Who here hasn’t been prideful? Who, right here, isn’t prideful still?

Who hasn’t said: “That’s too good for me”? Who hasn’t gotten huffy, murmuring under one’s breath: “That’s beneath me.” Whose anger isn’t slowly brought to a simmer, only to remain on a low boil?

In 1981, Alasdair MacIntyre must have seen pride as the great vice of that sovereign self, the one with emotivist colorings. In After Virtue, he points out that the Aristotelian account of teleological ethics had three components. One, a state of “untutored” human nature. Two, the proper telos for an excellent, full human life: a condition of (call it) “cultivated” nature. And, three, the salient virtues, which–make no mistake–are not just the ethical “means” by which one is transformed from untutored to cultivated but also that through which one is constituted. The virtue of caritas drenches us in love, in loving charity.

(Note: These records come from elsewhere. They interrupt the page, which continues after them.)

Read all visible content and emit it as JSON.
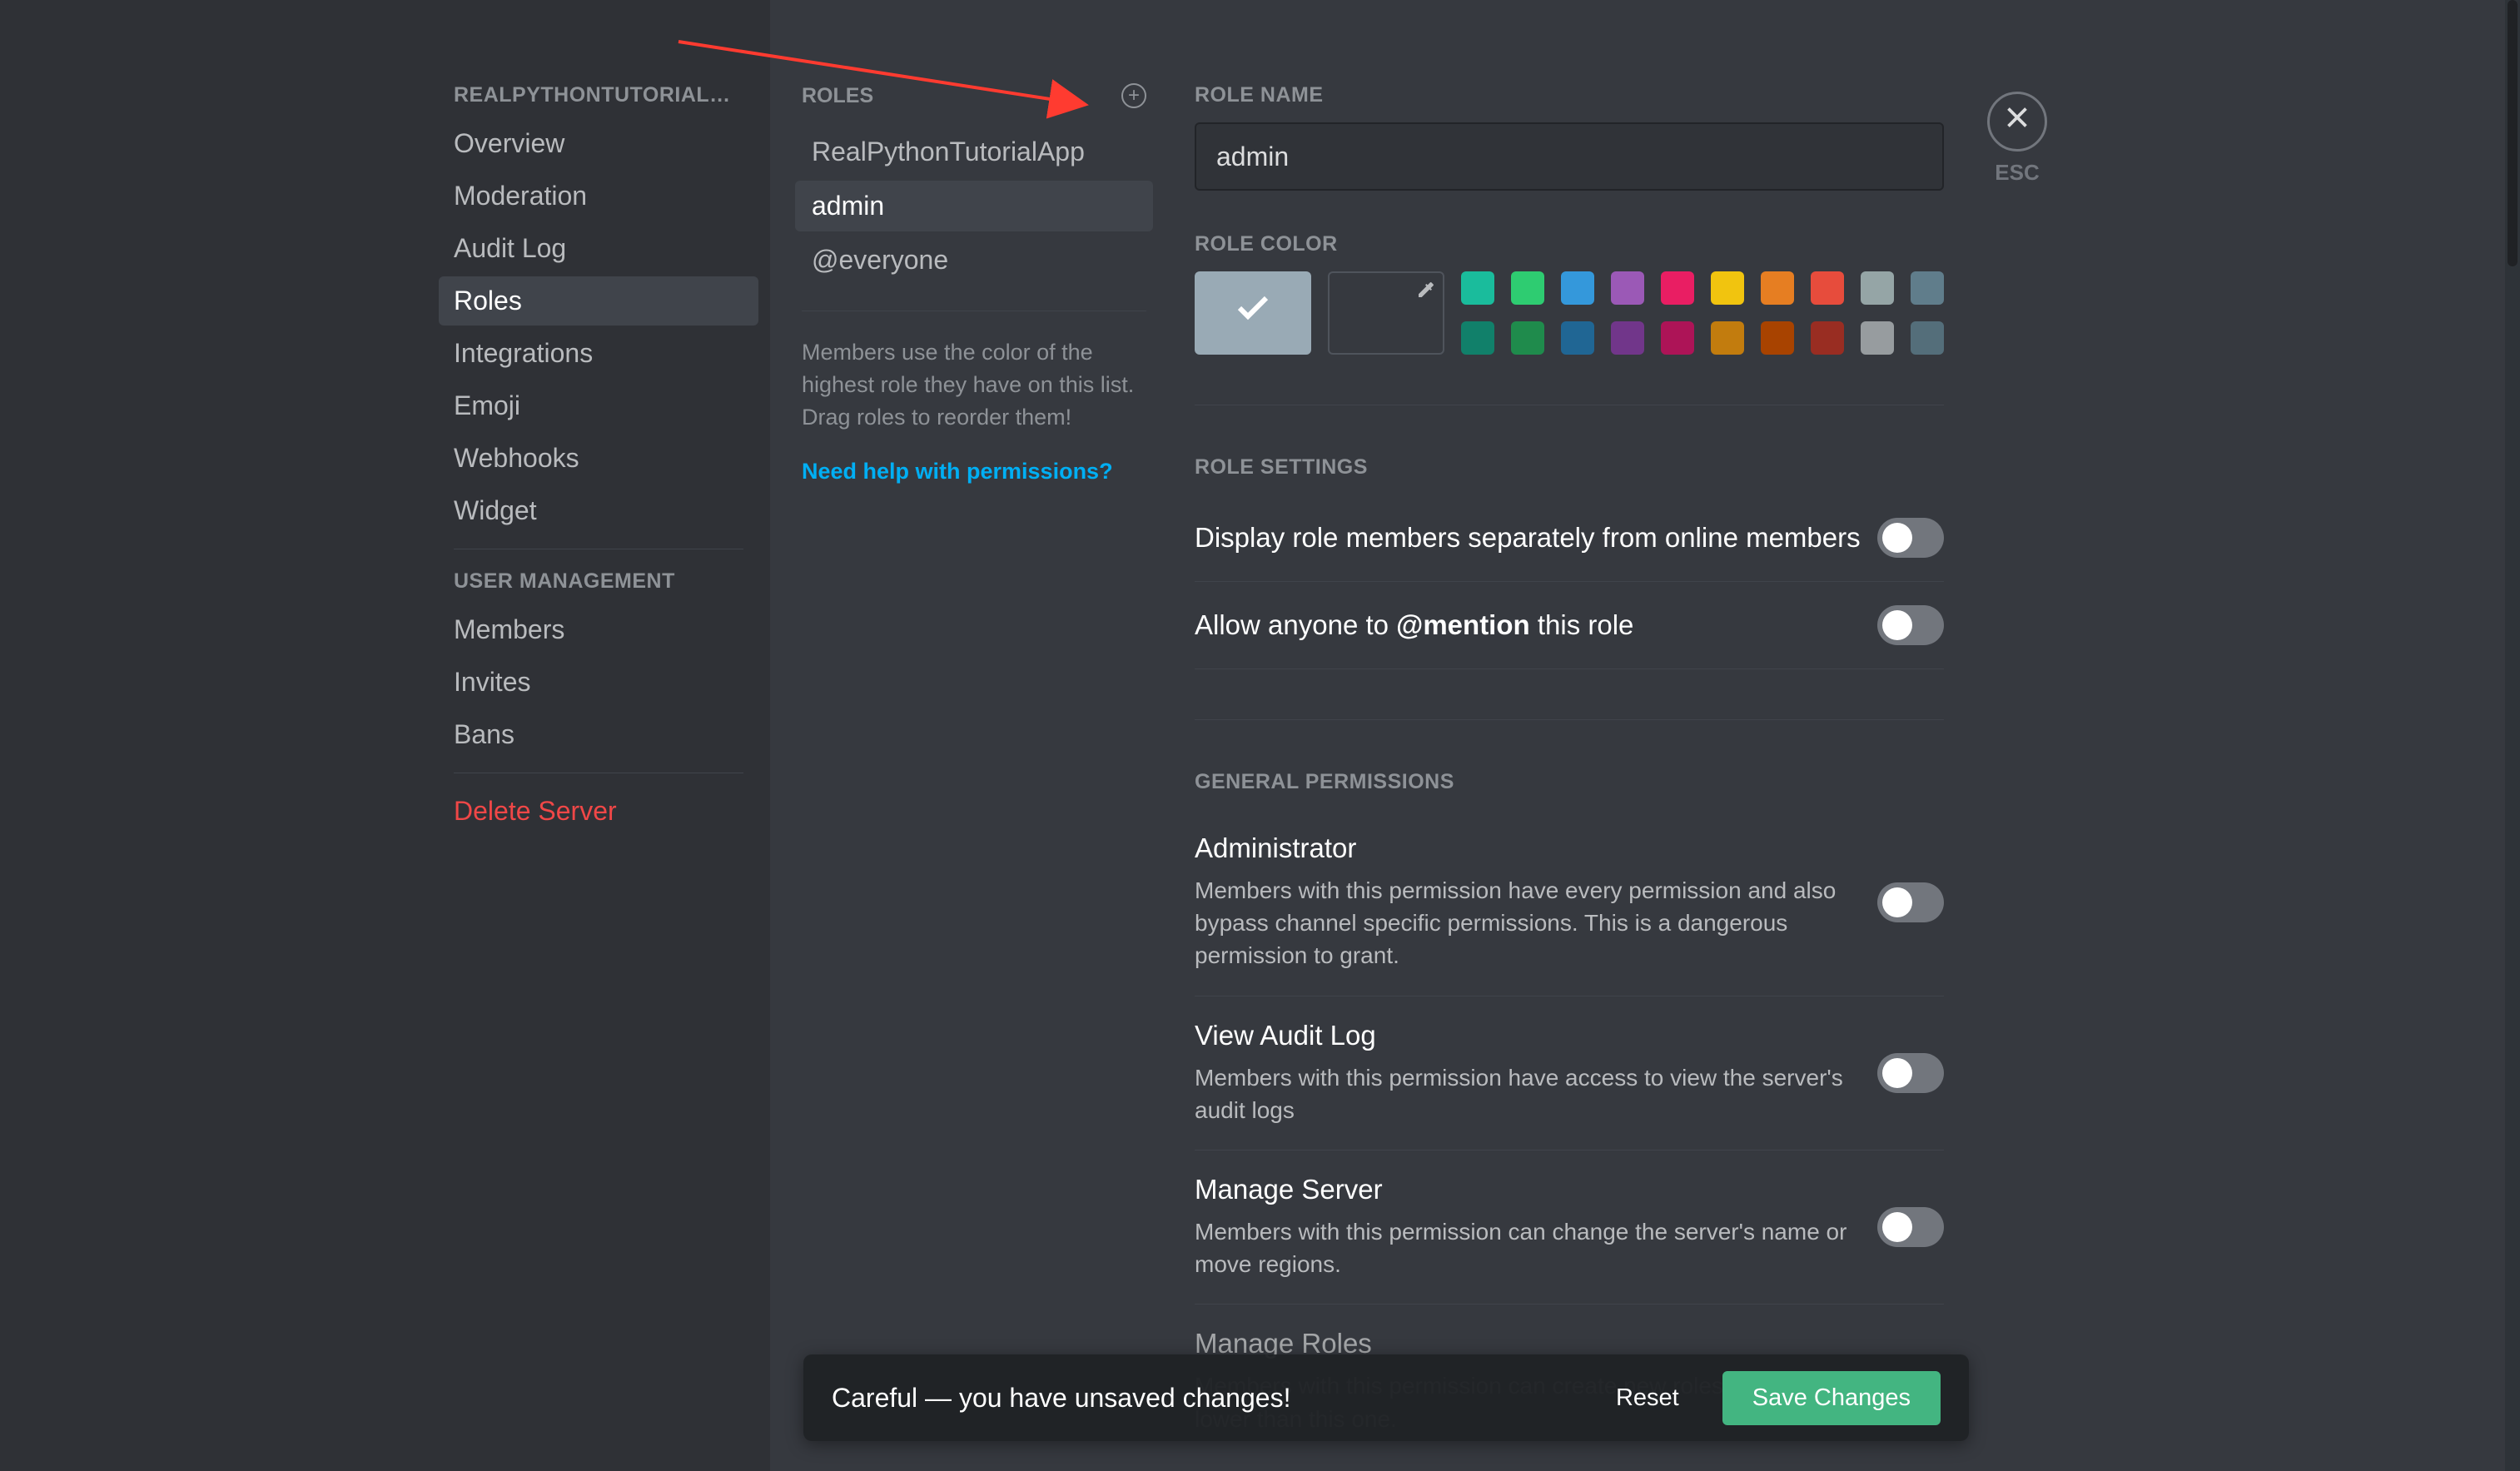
{
  "sidebar": {
    "server_name": "REALPYTHONTUTORIALSERV...",
    "items": [
      {
        "label": "Overview"
      },
      {
        "label": "Moderation"
      },
      {
        "label": "Audit Log"
      },
      {
        "label": "Roles",
        "active": true
      },
      {
        "label": "Integrations"
      },
      {
        "label": "Emoji"
      },
      {
        "label": "Webhooks"
      },
      {
        "label": "Widget"
      }
    ],
    "user_mgmt_header": "User Management",
    "user_mgmt": [
      {
        "label": "Members"
      },
      {
        "label": "Invites"
      },
      {
        "label": "Bans"
      }
    ],
    "delete_label": "Delete Server"
  },
  "roles_col": {
    "header": "Roles",
    "list": [
      {
        "label": "RealPythonTutorialApp"
      },
      {
        "label": "admin",
        "selected": true
      },
      {
        "label": "@everyone"
      }
    ],
    "hint": "Members use the color of the highest role they have on this list. Drag roles to reorder them!",
    "help": "Need help with permissions?"
  },
  "main": {
    "role_name_label": "Role Name",
    "role_name_value": "admin",
    "role_color_label": "Role Color",
    "colors_row1": [
      "#1abc9c",
      "#2ecc71",
      "#3498db",
      "#9b59b6",
      "#e91e63",
      "#f1c40f",
      "#e67e22",
      "#e74c3c",
      "#95a5a6",
      "#607d8b"
    ],
    "colors_row2": [
      "#11806a",
      "#1f8b4c",
      "#206694",
      "#71368a",
      "#ad1457",
      "#c27c0e",
      "#a84300",
      "#992d22",
      "#979c9f",
      "#546e7a"
    ],
    "role_settings_label": "Role Settings",
    "setting_display": "Display role members separately from online members",
    "setting_mention_pre": "Allow anyone to ",
    "setting_mention_bold": "@mention",
    "setting_mention_post": " this role",
    "general_perms_label": "General Permissions",
    "perm_admin_title": "Administrator",
    "perm_admin_desc": "Members with this permission have every permission and also bypass channel specific permissions. This is a dangerous permission to grant.",
    "perm_audit_title": "View Audit Log",
    "perm_audit_desc": "Members with this permission have access to view the server's audit logs",
    "perm_manage_server_title": "Manage Server",
    "perm_manage_server_desc": "Members with this permission can change the server's name or move regions.",
    "perm_manage_roles_title": "Manage Roles",
    "perm_manage_roles_desc": "Members with this permission can create new roles and edit/delete roles lower than this one.",
    "esc": "ESC"
  },
  "unsaved": {
    "msg": "Careful — you have unsaved changes!",
    "reset": "Reset",
    "save": "Save Changes"
  }
}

Pride, so lauded among the Classical Greeks and rightly criticized by medieval Christians, has, in modernity, become the accompaniment to human beings’ inviolable autonomy and autarchy. As a result, untutored nature remains untutored, glorifying at the same time in what were once vices: greed (now calculating self-interest), vanity (now fitness and physical attractiveness), excessive wealth (now financial freedom and then some), lust (now perfectly ‘natural’ sexual desire’ to be satisfied by porn or in the flesh), and envy (now, for the one so envied, ‘impressiveness’ and influential-dom).

Of course, the remedy for pride is humbling the heart. But from what source today? Which Zen master or Benedictine abbot will humble the young, headstrong one? Who–tell me: who–will mop the floors? Which leader in the C-suite will just listen as others stumble over their lines (unless, to be sure, he has learned that it’s part of “vulnerable leadership” to be engaged in “appreciative inquiry”)?

Pride, giving a free pass to the tyranny and ubiquity of the ego-self, is sanctified in liberalism and libertarianism. The former upholds pluralism, the latter the inviolability of the body and the freedom of the mind. Consequently, anything goes.

Without regnant, widely shared conceptions of the good, for what, in view of what will we humble ourselves? For what reason?

Joined by ignorance, pride sees that there is nothing whatsoever the matter. Wisdom, were it to be heard, would tell us otherwise.